Since we’re married to the regional system, I would like to see the bracket integrity be the primary consideration in placing teams. That way, you can still play a pure tournament in five different cities. Unfortunately, that doesn’t happen, and the tournament is damaged because of it. When teams are swapped between regionals, one of those regionals will become more difficult to win, and one will become easier to win.

First, here’s how the regional seeds are assigned based on the overall tournament seeding.


As you can see, the best of team of each band is on the left, and the weakest team of each band is on the right side of the table. In a pure tournament, each regional would have an even balance of teams on the left side of the table and teams on the right side of the table. For instance, here are the teams that should appear in the regional to which the #1 overall seed is assigned:


Balance achieved.

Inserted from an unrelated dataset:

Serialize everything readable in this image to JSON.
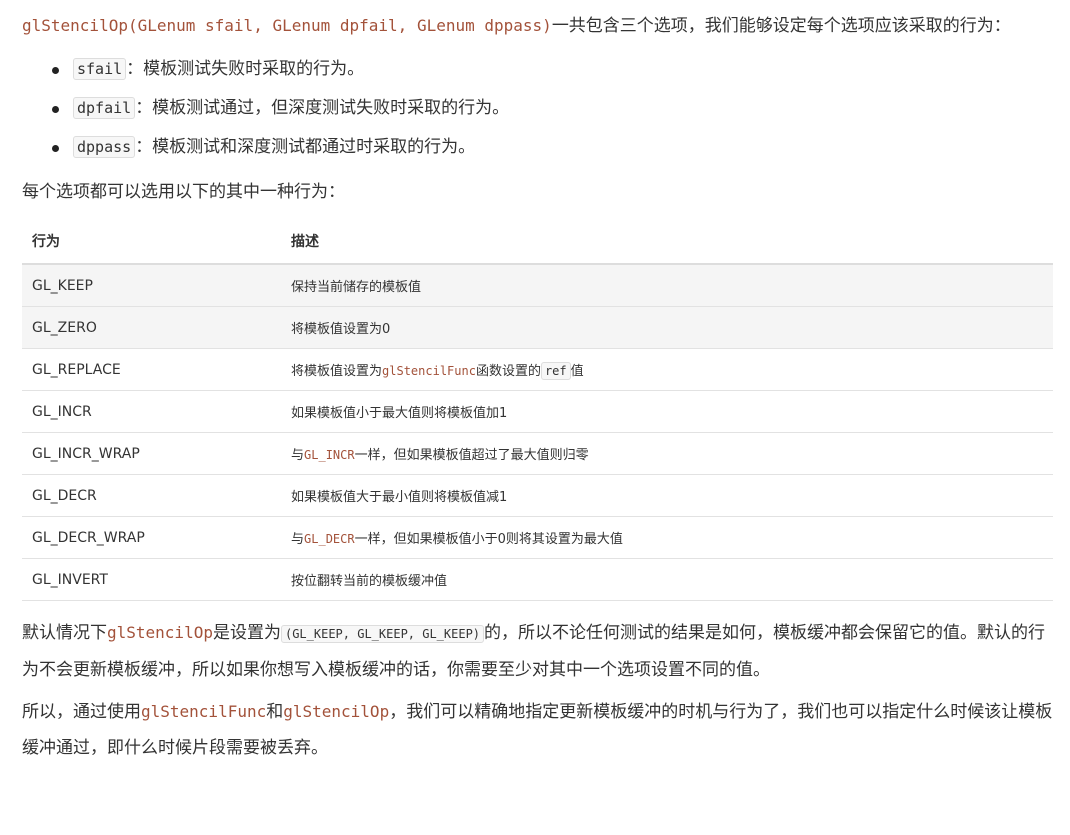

Now, here the teams that should appear in the regional to which the #2 overall seed is assigned:


Balance achieved once again, but the road to the Frozen Four will be slightly tougher for the #2 overall seed because of the stronger 2 seed (7th overall) and 4 seed (15th overall).

Here are the teams that should appear in the regional to which the #3 overall seed is assigned:


Balance achieved again, and an even tougher road for the #3 overall seed due to the even stronger 2 seed (6th overall) and 4 seed (14th overall).

Here are the teams that should appear in the regional to which the #4 overall seed is assigned:


Balance achieved, and the weakest 1 seed (4th overall) faces the toughest road to the Frozen Four because its regional contains the best 2 seed (5th overall) and the best 4 seed (14th overall).

If the season ended today, the Gophers would be the #2 overall seed, so their regional should feature the 7th, 10th, and 15th overall seeds. Based on Moy’s work to predict the swapped teams, the regional would contain the 7th, 9th, and 14th teams. In essence, the Gophers must play a better 4 seed and a better 3 seed than they would in a pure tournament. The regional is more difficult than it should be. Look at what it does to the balance of the regional.


But Minnesota’s regional isn’t the only one affected. Here’s #1 overall Boston College’s regional:


Balance lost (shifted right/easier), and BC’s road to the Frozen four is easier because the regional should have contained the #9 overall seed, but now contains the #10 overall seed.

Here’s #3 overall Union’s regional:


Balance lost (shifted left/more difficult), and Union now faces a more challenging first round matchup against #13 overall seed than it should.

Here’s #4 overall St. Cloud State’s regional:


Balance lost (shifted right/easier), and the weakest 1 seed (SCSU) now faces the second weakest 4 seed in the first round.

If you’re looking for an objective way to score these changes, assign values to each of the columns. If the seed is in the "Best" column, give it four points. If it’s in the "2nd Best" column, give it three points, then two points, then one point for "2nd Weakest" and "Weakest" respectively. Then, add those scores up for each regional. In a pure tournament, the sum of each regional will be 10 points.

However, the committee will make the switches I’ve highlighted above, creating tougher regionals and easier regionals. The tougher regionals will have a higher sum, and easier regionals will have a lower sum. Don’t worry; I’ve done the math for you.

#1 Overall BC’s regional: 9 points.

#2 Overall Minnesota’s regional: 12 points.

#3 Overall Union’s regional: 11 points

#4 Overall SCSU’s regional: 8 points.

As you can plainly see, the changes made by the committee will give SCSU the easiest route to the Frozen Four, despite the fact that they’re the weakest 1 seed in the tournament. BC’s route to the Frozen Four is slightly easier than it should be, and Union’s slightly more difficult than it should be. Of course, Minnesota’s path to the Frozen Four is objectively much harder than it should be. What sense is there in this situation? None.

A pure tournament is preferable, in my opinion, to the mess created by the committee in playing with the regionals.

So, what do you think hockey fans? Are you for playing a pure tournament, or are you more intrigued by rivalry/geographical matchups that are the result of swapping seeds? Let me know in the comments!